Vendors with Luxury Tax compliance obligations are generally required to be registered as of September 2022. Such vendors may include manufacturers, wholesalers, retailers and importers of Luxury Items. To register, vendors must file Form L500 – Luxury Tax Registration Application – which may be completed online or sent to the CRA via mail service.
Notably, vendors and importers generally must apply for a “tax certificate” when the Luxury Tax on a subject aircraft or vessel is triggered (the Tax-Paid Certificate). This can be done through a registered vendor’s quarterly Luxury Tax Return or by submitting Form L501 – Tax Certificate Application. The Tax-Paid Certificate confirms that the Luxury Tax has been paid on the subject aircraft or vessel, ensuring it is never triggered again at a future date.
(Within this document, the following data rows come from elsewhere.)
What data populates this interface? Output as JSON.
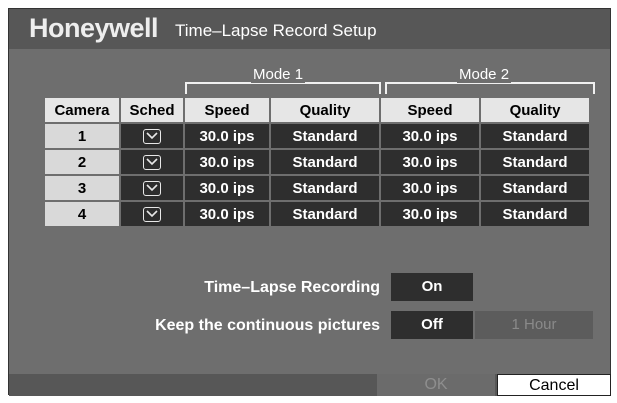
{
  "header": {
    "logo": "Honeywell",
    "title": "Time–Lapse Record Setup"
  },
  "modes": {
    "mode1": "Mode 1",
    "mode2": "Mode 2"
  },
  "columns": [
    "Camera",
    "Sched",
    "Speed",
    "Quality",
    "Speed",
    "Quality"
  ],
  "rows": [
    {
      "camera": "1",
      "sched_checked": true,
      "m1_speed": "30.0 ips",
      "m1_quality": "Standard",
      "m2_speed": "30.0 ips",
      "m2_quality": "Standard"
    },
    {
      "camera": "2",
      "sched_checked": true,
      "m1_speed": "30.0 ips",
      "m1_quality": "Standard",
      "m2_speed": "30.0 ips",
      "m2_quality": "Standard"
    },
    {
      "camera": "3",
      "sched_checked": true,
      "m1_speed": "30.0 ips",
      "m1_quality": "Standard",
      "m2_speed": "30.0 ips",
      "m2_quality": "Standard"
    },
    {
      "camera": "4",
      "sched_checked": true,
      "m1_speed": "30.0 ips",
      "m1_quality": "Standard",
      "m2_speed": "30.0 ips",
      "m2_quality": "Standard"
    }
  ],
  "settings": {
    "time_lapse_label": "Time–Lapse Recording",
    "time_lapse_value": "On",
    "keep_label": "Keep the continuous pictures",
    "keep_value": "Off",
    "keep_duration": "1 Hour"
  },
  "footer": {
    "ok_label": "OK",
    "cancel_label": "Cancel"
  }
}
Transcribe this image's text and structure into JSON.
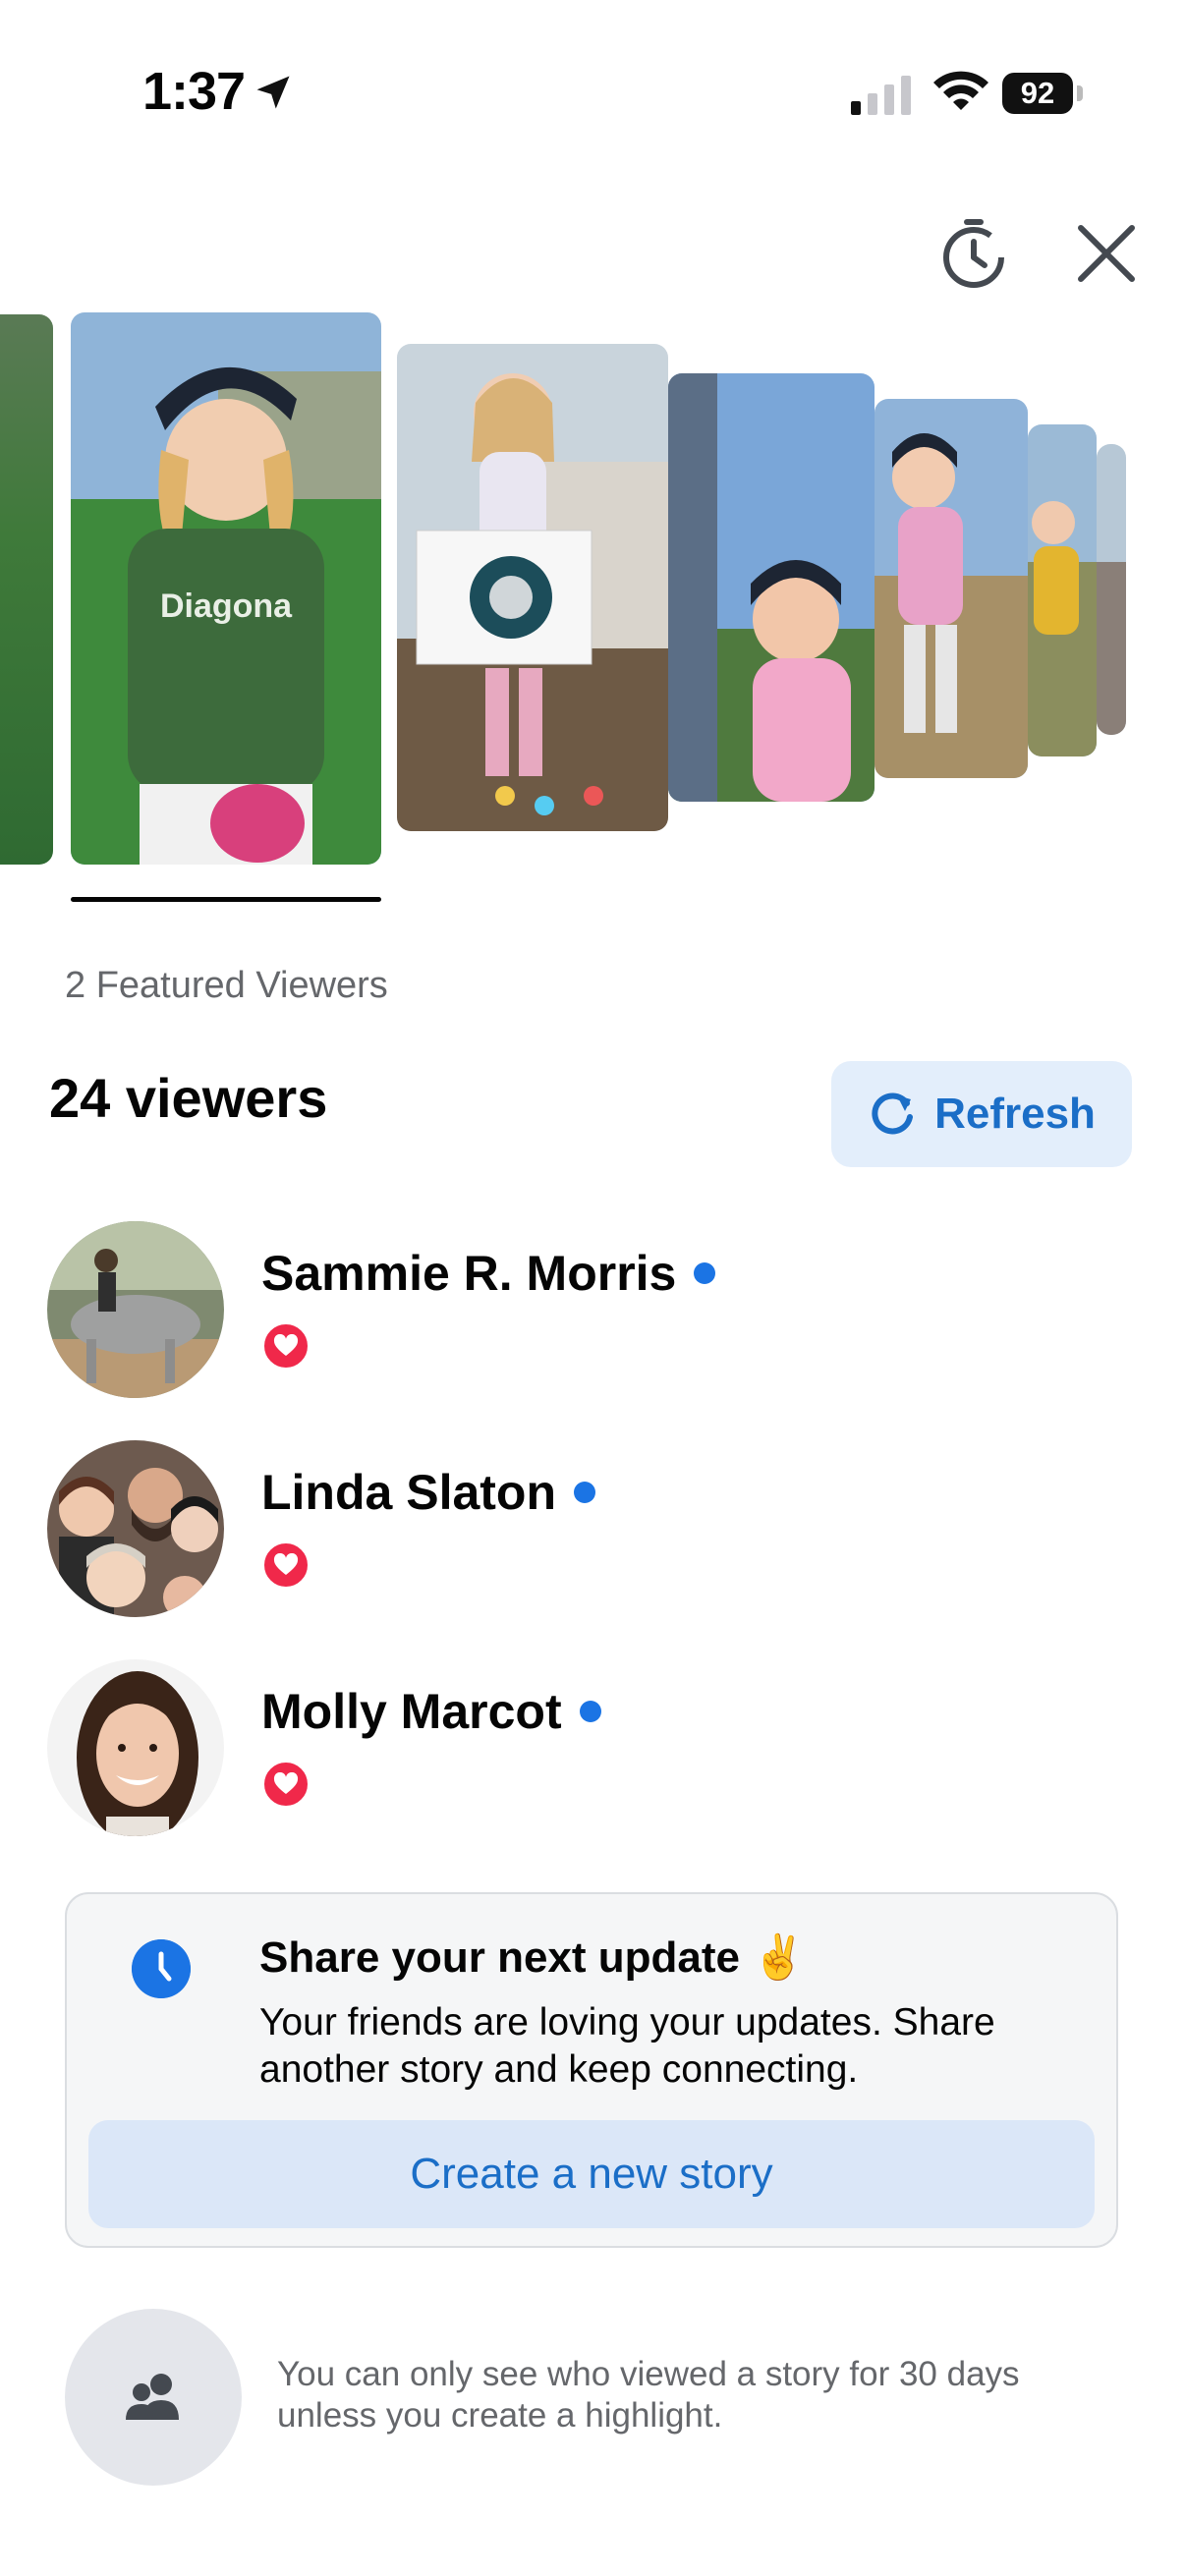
{
  "status_bar": {
    "time": "1:37",
    "battery": "92"
  },
  "header": {
    "history_icon": "story-history-icon",
    "close_icon": "close-icon"
  },
  "featured_label": "2 Featured Viewers",
  "viewers": {
    "count_label": "24 viewers",
    "refresh_label": "Refresh",
    "list": [
      {
        "name": "Sammie R. Morris",
        "reaction": "heart"
      },
      {
        "name": "Linda Slaton",
        "reaction": "heart"
      },
      {
        "name": "Molly Marcot",
        "reaction": "heart"
      }
    ]
  },
  "update_card": {
    "title": "Share your next update ✌️",
    "body": "Your friends are loving your updates. Share another story and keep connecting.",
    "button_label": "Create a new story"
  },
  "footer_note": "You can only see who viewed a story for 30 days unless you create a highlight.",
  "colors": {
    "accent": "#1b74e4",
    "heart": "#f0284a",
    "button_bg": "#e3eefb"
  }
}
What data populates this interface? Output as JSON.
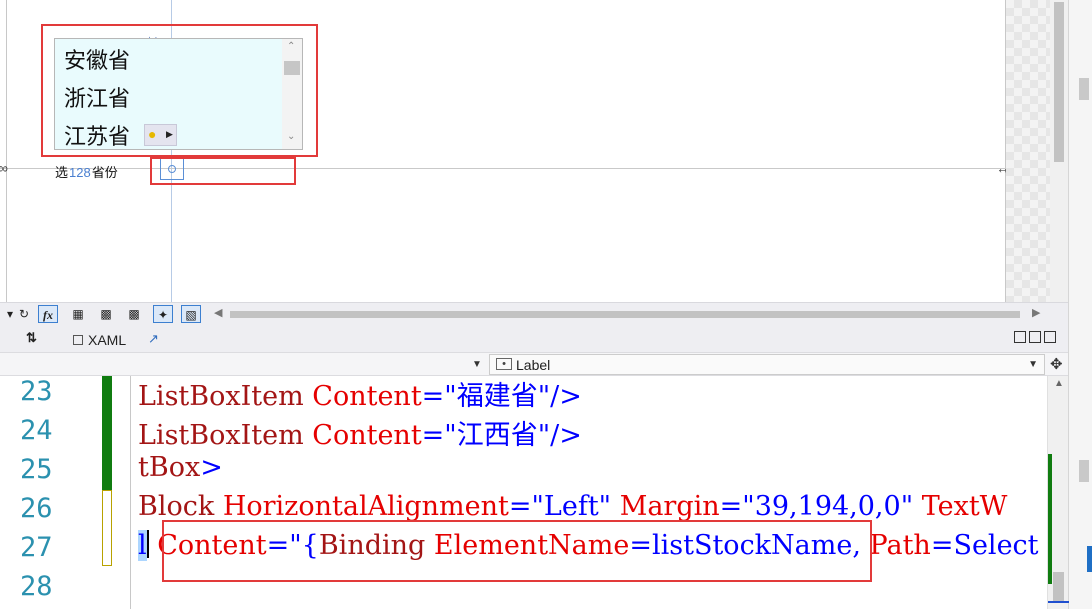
{
  "designer": {
    "listbox_items": [
      "安徽省",
      "浙江省",
      "江苏省"
    ],
    "guide_vertical_value": "196",
    "guide_horizontal_value": "128",
    "label_text_before": "选",
    "label_text_after": "省份"
  },
  "toolbar": {
    "fx_label": "fx"
  },
  "tabs": {
    "xaml_label": "XAML"
  },
  "navbar": {
    "element_selector": "Label"
  },
  "editor": {
    "line_numbers": [
      "23",
      "24",
      "25",
      "26",
      "27",
      "28"
    ],
    "line23": {
      "tag": "ListBoxItem",
      "attr": "Content",
      "eq": "=",
      "value": "\"福建省\"",
      "end": "/>"
    },
    "line24": {
      "tag": "ListBoxItem",
      "attr": "Content",
      "eq": "=",
      "value": "\"江西省\"",
      "end": "/>"
    },
    "line25": {
      "tag": "tBox",
      "end": ">"
    },
    "line26": {
      "tag": "Block",
      "attr1": "HorizontalAlignment",
      "val1": "\"Left\"",
      "attr2": "Margin",
      "val2": "\"39,194,0,0\"",
      "attr3": "TextW"
    },
    "line27": {
      "sel": "l",
      "attr": "Content",
      "eq": "=",
      "val": "\"{",
      "binding": "Binding",
      "sub1": "ElementName",
      "sub1val": "listStockName,",
      "sub2": "Path",
      "sub2val": "Select"
    }
  },
  "colors": {
    "highlight": "#e23a3a",
    "linenum": "#2b91af",
    "xml_tag": "#a31515",
    "xml_attr": "#e50000",
    "xml_value": "#0000ff",
    "gutter_changed": "#107c10"
  }
}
Non-compliance can result in significant penalties. For example, an importer of subject aircraft or vessels faces a penalty equal to 50 per cent of the Luxury Tax otherwise payable if the importer fails to apply to register for a Luxury Tax account before importation.
As it stands, the Luxury Tax will have two definitive outcomes:
- purchasers seeking to acquire “luxury” vehicles, aircrafts or boats will be faced with paying an additional cost to do so, even if such items are used for non-luxury purposes; and
- vendors selling such items will be faced with the administrative burden of registering for the Luxury Tax and complying for the ongoing reporting requirements outlined in the Act.
If you have further questions about the Luxury Tax, reach out to your BLG lawyer, the authors of this piece, or a member of BLG’s Tax Group.